Protecting the birds and the bees, that is the aim of a bill in the New York Legislature that passed in June. The bill would ban the use of neonicotinoid insecticides (known as neonics) — a move that is dear to the heart of anti-pesticide activists, but that would severely hurt farmers and consumers alike.
The premise of their argument is that chemicals in this group of insecticides severely affects the health of pollinators, and thus a ban would protect the ecosystem in the state — but they’re wrong.
As I outlined in a piece for Newsmax last year, there are a myriad of mistruths about the health of bees that are being used for the causes of activists whose stated goals is a ban of all pesticides. The short version is the following: despite warnings of a “Beepocalypse,” bee populations are in fact on the rise. Regional bee declines occur through urbanization, reduced market demands for managed colonies, and naturally occurring viruses.
Like most poor public policy, the Birds and Bees Protection Act is built on faulty premises and a feel-good name. The statistics on pollinator decline and colony collapse disorder have long been falsely associated with the use of insecticides. In fact, before insecticides were blamed for “killing the bees,” it used to be bioengineered food that was in the crosshairs of activists.
This assumption was never backed up by evidence, and administrations on both sides of the aisle have come to recognize the incredible climate mitigation and efficiency opportunities associated with genetically engineered food.
In the European Union, a number of countries have implemented exemptions on neonic bans due to the detrimental impact they had on local farmers. This exemption policy not only causes anxiety for all parties involved, but also fails to provide farmers with any certainty for the future.
The Birds and Bees Protection Act takes a different approach by completely prohibiting the use of these products, bypassing regulatory agencies. However, this approach then requires these agencies to undergo lengthy assessments to determine appropriate emergency use. This process is both burdensome and unfair to farmers.
The elimination of regulatory agencies from the decision-making process was the primary reason why California Democrat Gov. Gavin Newsom vetoed a bill last year that aimed to ban neonics for non-agricultural purposes.
Advocates for pollinators may have good intentions, but their lack of understanding of agriculture is evident. The implementation of neonics bans in Europe has resulted in farmers resorting to alternative chemicals to protect their crops. However, the use of substitute products has been shown to decrease crop yield and increase insect resistance, ultimately leading to negative impacts on the environment and biodiversity.
It is not feasible to suggest that farmers acquire more land to compensate for crop losses or use products that are not equipped to provide adequate protection for their fields.

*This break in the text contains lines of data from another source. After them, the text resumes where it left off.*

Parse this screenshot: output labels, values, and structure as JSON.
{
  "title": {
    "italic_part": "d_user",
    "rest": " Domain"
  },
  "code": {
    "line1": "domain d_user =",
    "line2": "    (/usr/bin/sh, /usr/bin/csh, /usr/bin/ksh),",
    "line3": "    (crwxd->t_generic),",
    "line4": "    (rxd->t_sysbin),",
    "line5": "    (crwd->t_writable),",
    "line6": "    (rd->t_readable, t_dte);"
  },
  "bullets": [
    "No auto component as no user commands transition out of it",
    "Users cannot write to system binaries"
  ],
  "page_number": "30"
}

The potential consequences of such measures are dire, particularly for the over 25,000 farm workers in New York State who rely on stable yields and reliable methods to safeguard their farms from invasive species. The absence of guaranteed yields could lead to rising prices in the crop production sector, as has been observed in France.

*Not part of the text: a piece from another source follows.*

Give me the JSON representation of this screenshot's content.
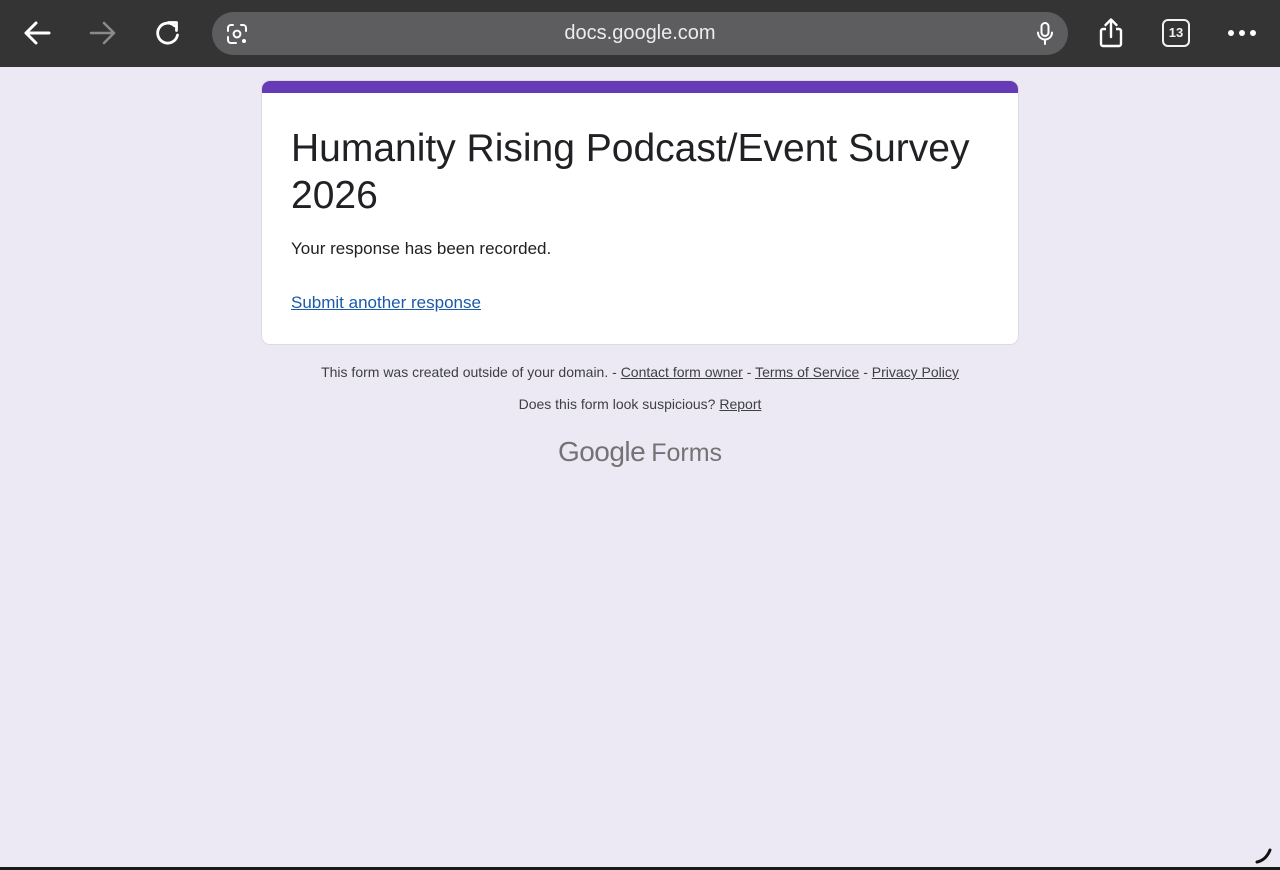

For New Yorkers already grappling with the burden of rapid inflation, such agricultural regulations are not responsible. Legislation of this nature should require more than a mere noble-sounding name and good intentions to become law, and the Birds and Bees Protection Act falls short in this regard.
Originally published here